Stored items
- - - - - - -
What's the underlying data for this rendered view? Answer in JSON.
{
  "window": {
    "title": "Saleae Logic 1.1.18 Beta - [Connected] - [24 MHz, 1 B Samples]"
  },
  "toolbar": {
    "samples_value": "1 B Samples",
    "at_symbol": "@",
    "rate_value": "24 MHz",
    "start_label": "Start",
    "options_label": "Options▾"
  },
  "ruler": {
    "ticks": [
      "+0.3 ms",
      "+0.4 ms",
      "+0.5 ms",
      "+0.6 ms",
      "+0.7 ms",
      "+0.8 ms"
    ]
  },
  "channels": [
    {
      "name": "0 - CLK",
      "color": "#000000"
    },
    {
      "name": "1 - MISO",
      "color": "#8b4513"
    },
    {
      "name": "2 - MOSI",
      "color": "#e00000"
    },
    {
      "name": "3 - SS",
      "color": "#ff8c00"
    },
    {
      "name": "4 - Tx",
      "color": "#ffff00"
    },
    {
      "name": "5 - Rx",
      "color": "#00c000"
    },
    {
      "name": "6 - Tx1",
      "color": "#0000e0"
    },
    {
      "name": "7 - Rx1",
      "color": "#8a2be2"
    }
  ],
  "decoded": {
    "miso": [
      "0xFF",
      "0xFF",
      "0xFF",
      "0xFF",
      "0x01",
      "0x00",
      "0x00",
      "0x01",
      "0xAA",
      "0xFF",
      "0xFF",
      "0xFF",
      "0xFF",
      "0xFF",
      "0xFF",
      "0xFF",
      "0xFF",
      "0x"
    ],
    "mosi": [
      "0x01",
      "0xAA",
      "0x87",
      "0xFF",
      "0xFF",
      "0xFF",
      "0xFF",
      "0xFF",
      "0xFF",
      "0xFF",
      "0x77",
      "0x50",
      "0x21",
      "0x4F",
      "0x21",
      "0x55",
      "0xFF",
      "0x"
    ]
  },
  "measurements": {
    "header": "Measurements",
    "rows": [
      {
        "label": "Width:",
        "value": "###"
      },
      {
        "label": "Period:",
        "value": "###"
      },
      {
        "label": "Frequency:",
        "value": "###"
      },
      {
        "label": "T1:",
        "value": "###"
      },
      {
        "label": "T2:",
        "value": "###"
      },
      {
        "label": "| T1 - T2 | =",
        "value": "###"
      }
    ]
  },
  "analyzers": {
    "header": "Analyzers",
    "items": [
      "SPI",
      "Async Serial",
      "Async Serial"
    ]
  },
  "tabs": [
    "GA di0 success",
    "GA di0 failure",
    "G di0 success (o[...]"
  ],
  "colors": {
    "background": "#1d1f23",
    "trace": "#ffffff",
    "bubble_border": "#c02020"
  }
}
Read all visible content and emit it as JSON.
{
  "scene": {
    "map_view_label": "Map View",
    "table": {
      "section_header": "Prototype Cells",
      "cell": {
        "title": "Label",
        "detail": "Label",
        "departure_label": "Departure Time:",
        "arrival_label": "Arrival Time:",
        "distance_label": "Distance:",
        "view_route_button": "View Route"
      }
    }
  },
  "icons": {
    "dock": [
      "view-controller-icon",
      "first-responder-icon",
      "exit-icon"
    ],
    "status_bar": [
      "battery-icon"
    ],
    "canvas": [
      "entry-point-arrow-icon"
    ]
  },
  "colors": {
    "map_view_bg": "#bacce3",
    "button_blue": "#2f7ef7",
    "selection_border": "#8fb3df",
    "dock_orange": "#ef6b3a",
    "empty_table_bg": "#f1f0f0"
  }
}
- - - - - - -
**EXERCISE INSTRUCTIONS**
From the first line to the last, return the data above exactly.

**EXERCISE RESULT**
What's the underlying data for this rendered view? Answer in JSON.
{
  "window": {
    "title": "Saleae Logic 1.1.18 Beta - [Connected] - [24 MHz, 1 B Samples]"
  },
  "toolbar": {
    "samples_value": "1 B Samples",
    "at_symbol": "@",
    "rate_value": "24 MHz",
    "start_label": "Start",
    "options_label": "Options▾"
  },
  "ruler": {
    "ticks": [
      "+0.3 ms",
      "+0.4 ms",
      "+0.5 ms",
      "+0.6 ms",
      "+0.7 ms",
      "+0.8 ms"
    ]
  },
  "channels": [
    {
      "name": "0 - CLK",
      "color": "#000000"
    },
    {
      "name": "1 - MISO",
      "color": "#8b4513"
    },
    {
      "name": "2 - MOSI",
      "color": "#e00000"
    },
    {
      "name": "3 - SS",
      "color": "#ff8c00"
    },
    {
      "name": "4 - Tx",
      "color": "#ffff00"
    },
    {
      "name": "5 - Rx",
      "color": "#00c000"
    },
    {
      "name": "6 - Tx1",
      "color": "#0000e0"
    },
    {
      "name": "7 - Rx1",
      "color": "#8a2be2"
    }
  ],
  "decoded": {
    "miso": [
      "0xFF",
      "0xFF",
      "0xFF",
      "0xFF",
      "0x01",
      "0x00",
      "0x00",
      "0x01",
      "0xAA",
      "0xFF",
      "0xFF",
      "0xFF",
      "0xFF",
      "0xFF",
      "0xFF",
      "0xFF",
      "0xFF",
      "0x"
    ],
    "mosi": [
      "0x01",
      "0xAA",
      "0x87",
      "0xFF",
      "0xFF",
      "0xFF",
      "0xFF",
      "0xFF",
      "0xFF",
      "0xFF",
      "0x77",
      "0x50",
      "0x21",
      "0x4F",
      "0x21",
      "0x55",
      "0xFF",
      "0x"
    ]
  },
  "measurements": {
    "header": "Measurements",
    "rows": [
      {
        "label": "Width:",
        "value": "###"
      },
      {
        "label": "Period:",
        "value": "###"
      },
      {
        "label": "Frequency:",
        "value": "###"
      },
      {
        "label": "T1:",
        "value": "###"
      },
      {
        "label": "T2:",
        "value": "###"
      },
      {
        "label": "| T1 - T2 | =",
        "value": "###"
      }
    ]
  },
  "analyzers": {
    "header": "Analyzers",
    "items": [
      "SPI",
      "Async Serial",
      "Async Serial"
    ]
  },
  "tabs": [
    "GA di0 success",
    "GA di0 failure",
    "G di0 success (o[...]"
  ],
  "colors": {
    "background": "#1d1f23",
    "trace": "#ffffff",
    "bubble_border": "#c02020"
  }
}
Read all visible content and emit it as JSON.
{
  "scene": {
    "map_view_label": "Map View",
    "table": {
      "section_header": "Prototype Cells",
      "cell": {
        "title": "Label",
        "detail": "Label",
        "departure_label": "Departure Time:",
        "arrival_label": "Arrival Time:",
        "distance_label": "Distance:",
        "view_route_button": "View Route"
      }
    }
  },
  "icons": {
    "dock": [
      "view-controller-icon",
      "first-responder-icon",
      "exit-icon"
    ],
    "status_bar": [
      "battery-icon"
    ],
    "canvas": [
      "entry-point-arrow-icon"
    ]
  },
  "colors": {
    "map_view_bg": "#bacce3",
    "button_blue": "#2f7ef7",
    "selection_border": "#8fb3df",
    "dock_orange": "#ef6b3a",
    "empty_table_bg": "#f1f0f0"
  }
}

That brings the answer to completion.